(Beginning of EXERCISE INPUTS)

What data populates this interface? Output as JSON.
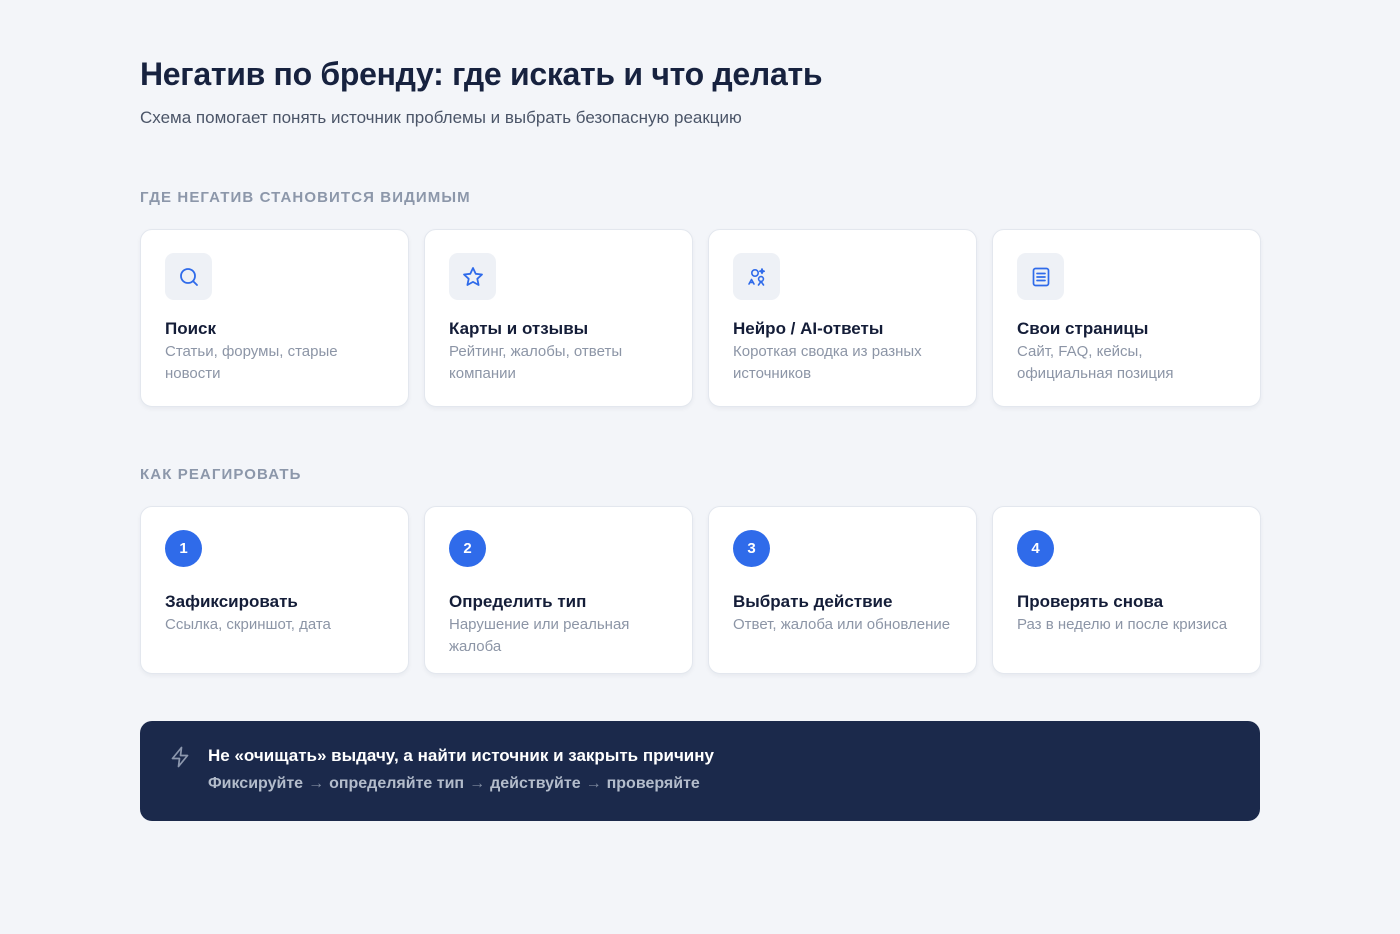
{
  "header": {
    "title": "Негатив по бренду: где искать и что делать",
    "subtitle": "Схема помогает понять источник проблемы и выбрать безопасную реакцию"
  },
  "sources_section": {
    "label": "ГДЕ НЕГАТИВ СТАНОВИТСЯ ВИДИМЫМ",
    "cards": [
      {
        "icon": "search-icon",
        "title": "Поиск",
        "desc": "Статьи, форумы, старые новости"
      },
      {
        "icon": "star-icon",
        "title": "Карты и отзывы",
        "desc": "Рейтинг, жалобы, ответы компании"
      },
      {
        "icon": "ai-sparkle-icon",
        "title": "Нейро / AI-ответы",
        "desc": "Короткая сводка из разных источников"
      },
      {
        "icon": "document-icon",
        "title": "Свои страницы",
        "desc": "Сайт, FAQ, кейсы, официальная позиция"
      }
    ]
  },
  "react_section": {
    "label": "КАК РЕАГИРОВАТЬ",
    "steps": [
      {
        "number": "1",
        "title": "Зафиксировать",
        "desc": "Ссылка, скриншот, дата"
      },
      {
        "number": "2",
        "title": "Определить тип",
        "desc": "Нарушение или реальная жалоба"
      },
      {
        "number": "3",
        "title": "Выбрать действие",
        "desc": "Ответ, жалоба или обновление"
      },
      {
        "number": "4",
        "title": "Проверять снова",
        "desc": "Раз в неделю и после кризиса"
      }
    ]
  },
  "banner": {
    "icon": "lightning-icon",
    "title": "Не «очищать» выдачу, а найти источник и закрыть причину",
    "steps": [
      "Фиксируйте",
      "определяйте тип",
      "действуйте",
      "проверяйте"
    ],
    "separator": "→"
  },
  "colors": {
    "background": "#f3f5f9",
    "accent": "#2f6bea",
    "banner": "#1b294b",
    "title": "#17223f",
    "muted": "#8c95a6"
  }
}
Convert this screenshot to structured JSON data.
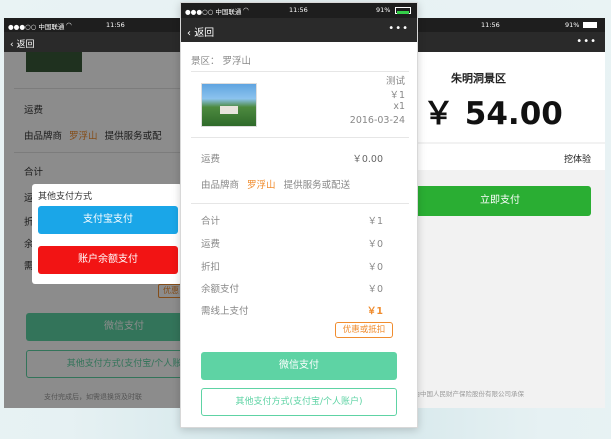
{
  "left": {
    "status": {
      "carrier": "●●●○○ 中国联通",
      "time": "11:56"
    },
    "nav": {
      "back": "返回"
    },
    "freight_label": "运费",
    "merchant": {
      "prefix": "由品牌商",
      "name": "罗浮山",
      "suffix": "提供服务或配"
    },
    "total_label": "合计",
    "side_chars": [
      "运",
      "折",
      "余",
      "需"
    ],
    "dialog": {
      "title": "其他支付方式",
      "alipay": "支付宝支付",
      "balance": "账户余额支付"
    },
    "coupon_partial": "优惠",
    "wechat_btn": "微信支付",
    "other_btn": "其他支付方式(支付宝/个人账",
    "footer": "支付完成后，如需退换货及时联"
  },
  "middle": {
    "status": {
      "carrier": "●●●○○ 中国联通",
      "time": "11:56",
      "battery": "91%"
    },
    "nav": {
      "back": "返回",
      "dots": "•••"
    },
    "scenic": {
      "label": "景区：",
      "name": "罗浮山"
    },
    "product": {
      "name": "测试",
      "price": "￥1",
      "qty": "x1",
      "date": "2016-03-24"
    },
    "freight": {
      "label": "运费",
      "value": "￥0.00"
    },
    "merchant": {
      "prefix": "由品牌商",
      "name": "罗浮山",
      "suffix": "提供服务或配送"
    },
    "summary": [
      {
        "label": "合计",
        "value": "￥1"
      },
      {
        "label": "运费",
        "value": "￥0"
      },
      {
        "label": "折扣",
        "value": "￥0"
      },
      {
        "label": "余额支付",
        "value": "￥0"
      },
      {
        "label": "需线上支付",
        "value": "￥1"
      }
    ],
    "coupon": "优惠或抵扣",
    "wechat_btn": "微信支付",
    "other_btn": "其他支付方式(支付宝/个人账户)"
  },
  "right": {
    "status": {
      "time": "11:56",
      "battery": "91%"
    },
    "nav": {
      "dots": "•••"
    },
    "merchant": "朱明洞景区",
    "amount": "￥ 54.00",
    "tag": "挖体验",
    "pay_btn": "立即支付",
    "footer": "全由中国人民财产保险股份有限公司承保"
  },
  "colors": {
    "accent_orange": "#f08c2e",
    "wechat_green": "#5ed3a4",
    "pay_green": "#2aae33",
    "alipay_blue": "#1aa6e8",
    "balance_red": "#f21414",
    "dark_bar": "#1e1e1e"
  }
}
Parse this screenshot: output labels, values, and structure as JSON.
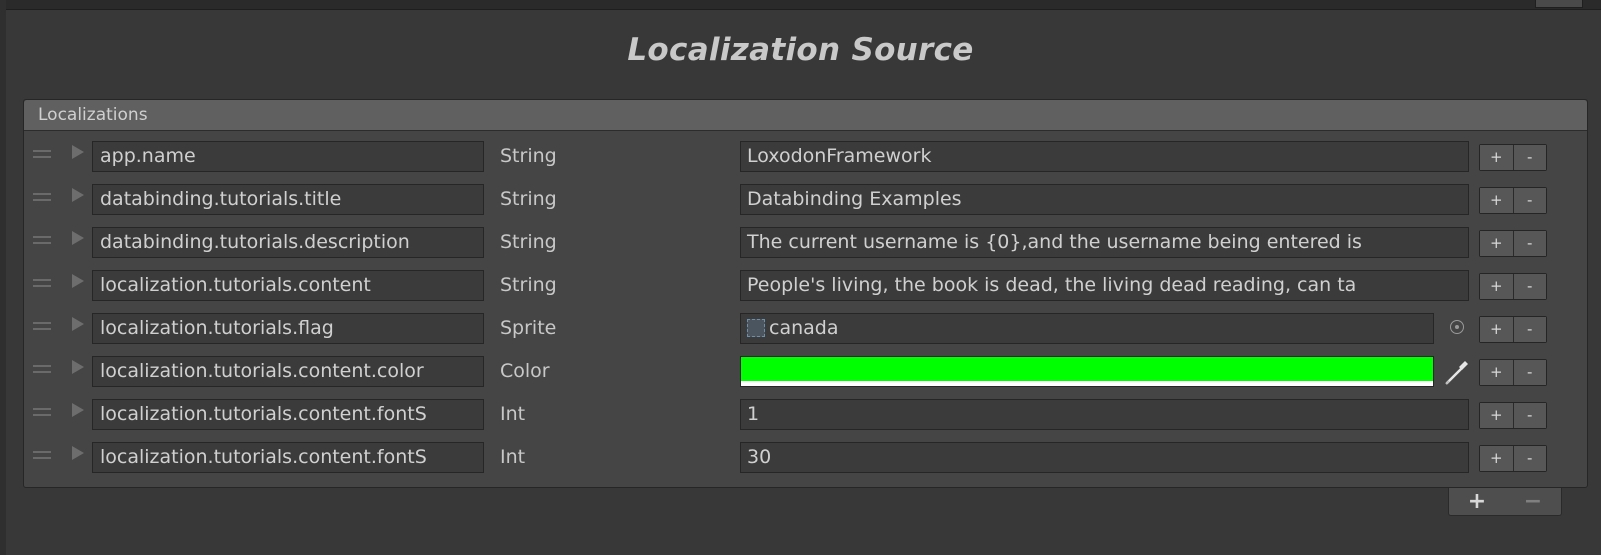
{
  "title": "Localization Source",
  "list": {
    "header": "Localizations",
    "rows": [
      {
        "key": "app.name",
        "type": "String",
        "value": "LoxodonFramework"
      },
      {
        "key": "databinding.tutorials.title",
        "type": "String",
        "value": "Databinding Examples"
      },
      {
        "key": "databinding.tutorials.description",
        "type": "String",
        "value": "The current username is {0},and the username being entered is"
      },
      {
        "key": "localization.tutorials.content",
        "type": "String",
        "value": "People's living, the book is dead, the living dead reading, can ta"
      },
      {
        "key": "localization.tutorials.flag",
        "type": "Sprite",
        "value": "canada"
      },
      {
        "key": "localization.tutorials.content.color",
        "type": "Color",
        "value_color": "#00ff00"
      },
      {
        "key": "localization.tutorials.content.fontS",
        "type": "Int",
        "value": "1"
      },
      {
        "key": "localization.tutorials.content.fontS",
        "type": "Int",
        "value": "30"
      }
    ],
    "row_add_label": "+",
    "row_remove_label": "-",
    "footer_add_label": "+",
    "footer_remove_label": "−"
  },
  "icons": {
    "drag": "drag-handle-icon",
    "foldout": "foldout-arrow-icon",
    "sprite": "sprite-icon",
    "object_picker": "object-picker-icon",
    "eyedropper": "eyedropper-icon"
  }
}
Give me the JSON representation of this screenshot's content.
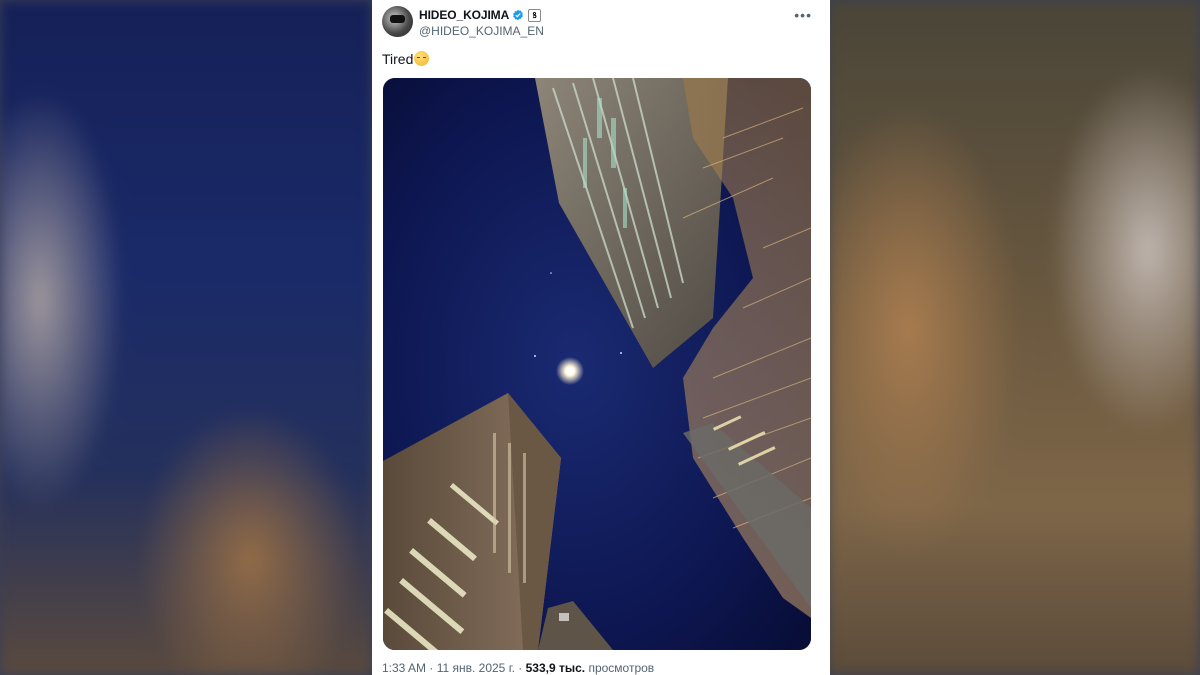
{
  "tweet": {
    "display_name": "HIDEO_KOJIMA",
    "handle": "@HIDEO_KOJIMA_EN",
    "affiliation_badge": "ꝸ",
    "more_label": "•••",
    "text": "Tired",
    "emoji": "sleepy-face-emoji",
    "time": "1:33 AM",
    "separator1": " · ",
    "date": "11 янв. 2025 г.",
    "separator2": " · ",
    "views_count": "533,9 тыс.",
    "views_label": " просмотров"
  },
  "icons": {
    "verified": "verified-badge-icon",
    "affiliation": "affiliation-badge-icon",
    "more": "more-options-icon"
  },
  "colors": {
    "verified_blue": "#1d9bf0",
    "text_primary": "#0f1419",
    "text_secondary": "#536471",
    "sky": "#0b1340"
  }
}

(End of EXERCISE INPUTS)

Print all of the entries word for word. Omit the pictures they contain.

- YOUR RESPONSE
What data populates this interface? Output as JSON.
{
  "header": {
    "title": "Негатив по бренду: где искать и что делать",
    "subtitle": "Схема помогает понять источник проблемы и выбрать безопасную реакцию"
  },
  "sources_section": {
    "label": "ГДЕ НЕГАТИВ СТАНОВИТСЯ ВИДИМЫМ",
    "cards": [
      {
        "icon": "search-icon",
        "title": "Поиск",
        "desc": "Статьи, форумы, старые новости"
      },
      {
        "icon": "star-icon",
        "title": "Карты и отзывы",
        "desc": "Рейтинг, жалобы, ответы компании"
      },
      {
        "icon": "ai-sparkle-icon",
        "title": "Нейро / AI-ответы",
        "desc": "Короткая сводка из разных источников"
      },
      {
        "icon": "document-icon",
        "title": "Свои страницы",
        "desc": "Сайт, FAQ, кейсы, официальная позиция"
      }
    ]
  },
  "react_section": {
    "label": "КАК РЕАГИРОВАТЬ",
    "steps": [
      {
        "number": "1",
        "title": "Зафиксировать",
        "desc": "Ссылка, скриншот, дата"
      },
      {
        "number": "2",
        "title": "Определить тип",
        "desc": "Нарушение или реальная жалоба"
      },
      {
        "number": "3",
        "title": "Выбрать действие",
        "desc": "Ответ, жалоба или обновление"
      },
      {
        "number": "4",
        "title": "Проверять снова",
        "desc": "Раз в неделю и после кризиса"
      }
    ]
  },
  "banner": {
    "icon": "lightning-icon",
    "title": "Не «очищать» выдачу, а найти источник и закрыть причину",
    "steps": [
      "Фиксируйте",
      "определяйте тип",
      "действуйте",
      "проверяйте"
    ],
    "separator": "→"
  },
  "colors": {
    "background": "#f3f5f9",
    "accent": "#2f6bea",
    "banner": "#1b294b",
    "title": "#17223f",
    "muted": "#8c95a6"
  }
}
Convert this screenshot to structured JSON data.
{
  "left": {
    "status": {
      "carrier": "●●●○○ 中国联通",
      "time": "11:56"
    },
    "nav": {
      "back": "返回"
    },
    "freight_label": "运费",
    "merchant": {
      "prefix": "由品牌商",
      "name": "罗浮山",
      "suffix": "提供服务或配"
    },
    "total_label": "合计",
    "side_chars": [
      "运",
      "折",
      "余",
      "需"
    ],
    "dialog": {
      "title": "其他支付方式",
      "alipay": "支付宝支付",
      "balance": "账户余额支付"
    },
    "coupon_partial": "优惠",
    "wechat_btn": "微信支付",
    "other_btn": "其他支付方式(支付宝/个人账",
    "footer": "支付完成后，如需退换货及时联"
  },
  "middle": {
    "status": {
      "carrier": "●●●○○ 中国联通",
      "time": "11:56",
      "battery": "91%"
    },
    "nav": {
      "back": "返回",
      "dots": "•••"
    },
    "scenic": {
      "label": "景区：",
      "name": "罗浮山"
    },
    "product": {
      "name": "测试",
      "price": "￥1",
      "qty": "x1",
      "date": "2016-03-24"
    },
    "freight": {
      "label": "运费",
      "value": "￥0.00"
    },
    "merchant": {
      "prefix": "由品牌商",
      "name": "罗浮山",
      "suffix": "提供服务或配送"
    },
    "summary": [
      {
        "label": "合计",
        "value": "￥1"
      },
      {
        "label": "运费",
        "value": "￥0"
      },
      {
        "label": "折扣",
        "value": "￥0"
      },
      {
        "label": "余额支付",
        "value": "￥0"
      },
      {
        "label": "需线上支付",
        "value": "￥1"
      }
    ],
    "coupon": "优惠或抵扣",
    "wechat_btn": "微信支付",
    "other_btn": "其他支付方式(支付宝/个人账户)"
  },
  "right": {
    "status": {
      "time": "11:56",
      "battery": "91%"
    },
    "nav": {
      "dots": "•••"
    },
    "merchant": "朱明洞景区",
    "amount": "￥ 54.00",
    "tag": "挖体验",
    "pay_btn": "立即支付",
    "footer": "全由中国人民财产保险股份有限公司承保"
  },
  "colors": {
    "accent_orange": "#f08c2e",
    "wechat_green": "#5ed3a4",
    "pay_green": "#2aae33",
    "alipay_blue": "#1aa6e8",
    "balance_red": "#f21414",
    "dark_bar": "#1e1e1e"
  }
}
Parse this screenshot: output labels, values, and structure as JSON.
{
  "title": "Localization Source",
  "list": {
    "header": "Localizations",
    "rows": [
      {
        "key": "app.name",
        "type": "String",
        "value": "LoxodonFramework"
      },
      {
        "key": "databinding.tutorials.title",
        "type": "String",
        "value": "Databinding Examples"
      },
      {
        "key": "databinding.tutorials.description",
        "type": "String",
        "value": "The current username is {0},and the username being entered is"
      },
      {
        "key": "localization.tutorials.content",
        "type": "String",
        "value": "People's living, the book is dead, the living dead reading, can ta"
      },
      {
        "key": "localization.tutorials.flag",
        "type": "Sprite",
        "value": "canada"
      },
      {
        "key": "localization.tutorials.content.color",
        "type": "Color",
        "value_color": "#00ff00"
      },
      {
        "key": "localization.tutorials.content.fontS",
        "type": "Int",
        "value": "1"
      },
      {
        "key": "localization.tutorials.content.fontS",
        "type": "Int",
        "value": "30"
      }
    ],
    "row_add_label": "+",
    "row_remove_label": "-",
    "footer_add_label": "+",
    "footer_remove_label": "−"
  },
  "icons": {
    "drag": "drag-handle-icon",
    "foldout": "foldout-arrow-icon",
    "sprite": "sprite-icon",
    "object_picker": "object-picker-icon",
    "eyedropper": "eyedropper-icon"
  }
}
Give me the JSON representation of this screenshot's content.
{
  "tweet": {
    "display_name": "HIDEO_KOJIMA",
    "handle": "@HIDEO_KOJIMA_EN",
    "affiliation_badge": "ꝸ",
    "more_label": "•••",
    "text": "Tired",
    "emoji": "sleepy-face-emoji",
    "time": "1:33 AM",
    "separator1": " · ",
    "date": "11 янв. 2025 г.",
    "separator2": " · ",
    "views_count": "533,9 тыс.",
    "views_label": " просмотров"
  },
  "icons": {
    "verified": "verified-badge-icon",
    "affiliation": "affiliation-badge-icon",
    "more": "more-options-icon"
  },
  "colors": {
    "verified_blue": "#1d9bf0",
    "text_primary": "#0f1419",
    "text_secondary": "#536471",
    "sky": "#0b1340"
  }
}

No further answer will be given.